Little purple berries on New Mexico Foresteria also feed birds, in particular the Townsend’s solitaire which I have seen yearly in this shrub. Not technically berries, but I’m not being technical. They look like berries, they feed like berries–but they taste pretty awful to me. Anyway, the flowers are full of tiny native bees in spring, and abundant berries in late summer also provide bounty for wildlife. I’m grateful to have this buffet in my landscape.

Some limbs on some of the junipers are laden with ripe juniper berries. Again, pseudo-berries, but berries is what we call them. Most of my dogs have nibbled them off the ground when they’re plentiful, with gusto; they were a food fad a few years ago; they feed wildlife; they are purported to have health benefits and healing properties; and they flavor gin. I’m grateful for juniper berries in the yarden.

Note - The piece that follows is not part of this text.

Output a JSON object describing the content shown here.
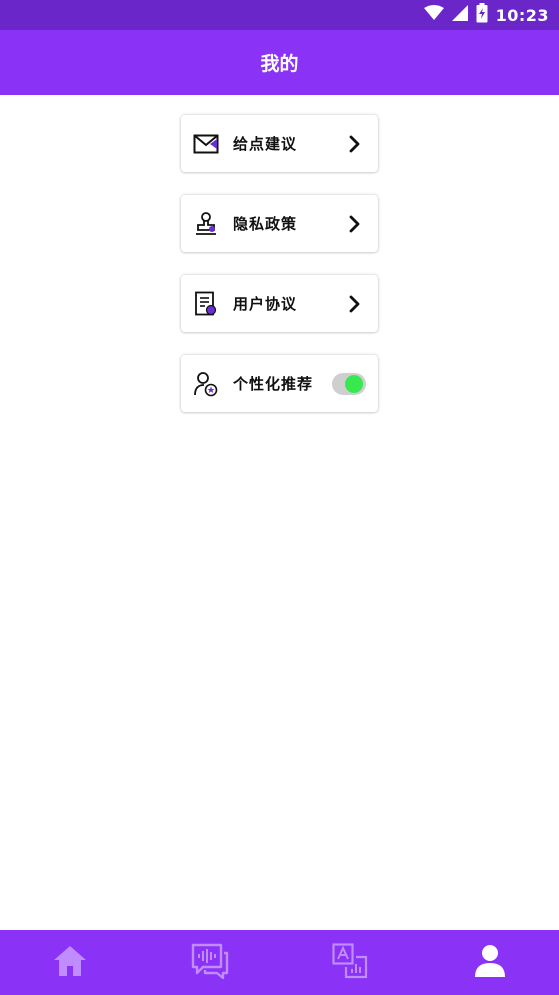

I’m grateful for raspberries! I’m grateful that I savored and saved last summer’s gift of a gallon raspberries, and still have some left this summer, since the crop was paltry in this drought. Nurturing a new cluster of water kefir grains, I splurged and put a few frozen raspberries in to flavor yesterday’s decanted batch. Tomorrow, I’ll be grateful for a healthy, fermented raspberry soda. Actual berries or illusory facsimiles, I’m grateful for berries: fruits of the labors of bees and bushes.

Grandma Gilda

I don’t know who she is, but I’m sure grateful that her recipe for sponge cake came to my attention. Kim made a cookbook of her great-grandmother’s recipes many years ago, called Rosalie’s Kitchen. When she texted a picture of this amazing cake a few weeks back, I knew I had to try it, and was grateful she’d given me a copy of the cookbook. (I’ll be taking a crack at Rosalie’s biscotti pretty soon.) I was excited to try a genuine Genoese Sponge for the first time, grateful the Great British Baking Show had given me courage and incentive to try it, and grateful I had enough good Bad Dog eggs, milk, whipping cream, and everything else I needed to make it.

After beating seven eggs for more than ten minutes, until they had tripled in volume and turned light and frothy, I gradually added sugar.
Two more eggs went into the Italian cream which required several cooking steps including direct heat and double boiler.
I didn’t have Hershey’s syrup, so made a quick ganache with a good dark Equal Exchange chocolate bar and some heated whipping cream.
Chop the chocolate, pour the hot cream over it (1:1 up to 1:1.5 ratio), let it sit three minutes, then stir til it’s all melted and mixed. Chill for a couple of hours, then whip til frosting consistency. Grateful for the honeybee bowl Cousin Melinda gave me years ago, perfect for the task.
I cut the two cakes in half with a bread knife to make four layers.
The first layer is frosted with raspberry whipped cream. Grandma Gilda’s recipe calls for strawberries, but I’m grateful I had some of Paula’s raspberries from last summer in the freezer, so I thawed about a cup of them to mix into the whipped cream.
The second layer is frosted with the whipped chocolate ganache, and the third is covered with Italian cream.
On goes the top…
…and the whole thing gets frosted with whipped cream. Then cut and shared with the first person down the driveway.
And then a slice savored, bite by bite, after dinner. One of the most fun cakes I’ve ever made. I’m grateful for everything that went into this cake, from Kim sharing her ancestral recipe, to all the fine ingredients, to having the time, patience, inspiration, desire, and skill to concoct it. I’m grateful for the propane and the oven, the bowls and the mixer, the spatulas, spoons and knives, pots and pans and cooling racks, a kitchen counter long enough to lay it all out on, and friends to share it with.